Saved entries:
◆ ◆ ◆
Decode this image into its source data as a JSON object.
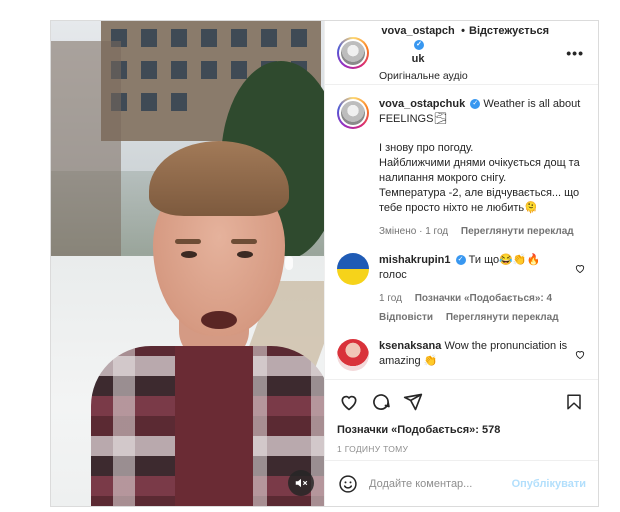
{
  "header": {
    "username_line1": "vova_ostapch",
    "username_line2": "uk",
    "separator": "•",
    "follow_label": "Відстежується",
    "audio_label": "Оригінальне аудіо",
    "more_label": "•••"
  },
  "caption": {
    "username": "vova_ostapchuk",
    "text_line1": "Weather is all about FEELINGS🌫",
    "text_body": [
      "І знову про погоду.",
      "Найближчими днями очікується дощ та налипання мокрого снігу.",
      "Температура -2, але відчувається... що тебе просто ніхто не любить🫠"
    ],
    "edited": "Змінено · 1 год",
    "translate": "Переглянути переклад"
  },
  "comments": [
    {
      "username": "mishakrupin1",
      "text": "Ти що😂👏🔥 голос",
      "time": "1 год",
      "likes": "Позначки «Подобається»: 4",
      "reply": "Відповісти",
      "translate": "Переглянути переклад"
    },
    {
      "username": "ksenaksana",
      "text": "Wow the pronunciation is amazing 👏"
    }
  ],
  "actions": {
    "likes_text": "Позначки «Подобається»: 578",
    "time_ago": "1 ГОДИНУ ТОМУ"
  },
  "composer": {
    "placeholder": "Додайте коментар...",
    "publish_label": "Опублікувати"
  },
  "icons": {
    "verified": "verified-badge-icon",
    "heart": "heart-icon",
    "comment": "comment-icon",
    "share": "share-icon",
    "save": "bookmark-icon",
    "emoji": "emoji-icon",
    "mute": "muted-speaker-icon"
  },
  "colors": {
    "verified_blue": "#3897f0",
    "publish_disabled": "#b2dffc",
    "muted_text": "#737373"
  }
}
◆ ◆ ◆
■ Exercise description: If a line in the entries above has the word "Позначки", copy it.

■ Reply:
      "likes": "Позначки «Подобається»: 4",
    "likes_text": "Позначки «Подобається»: 578",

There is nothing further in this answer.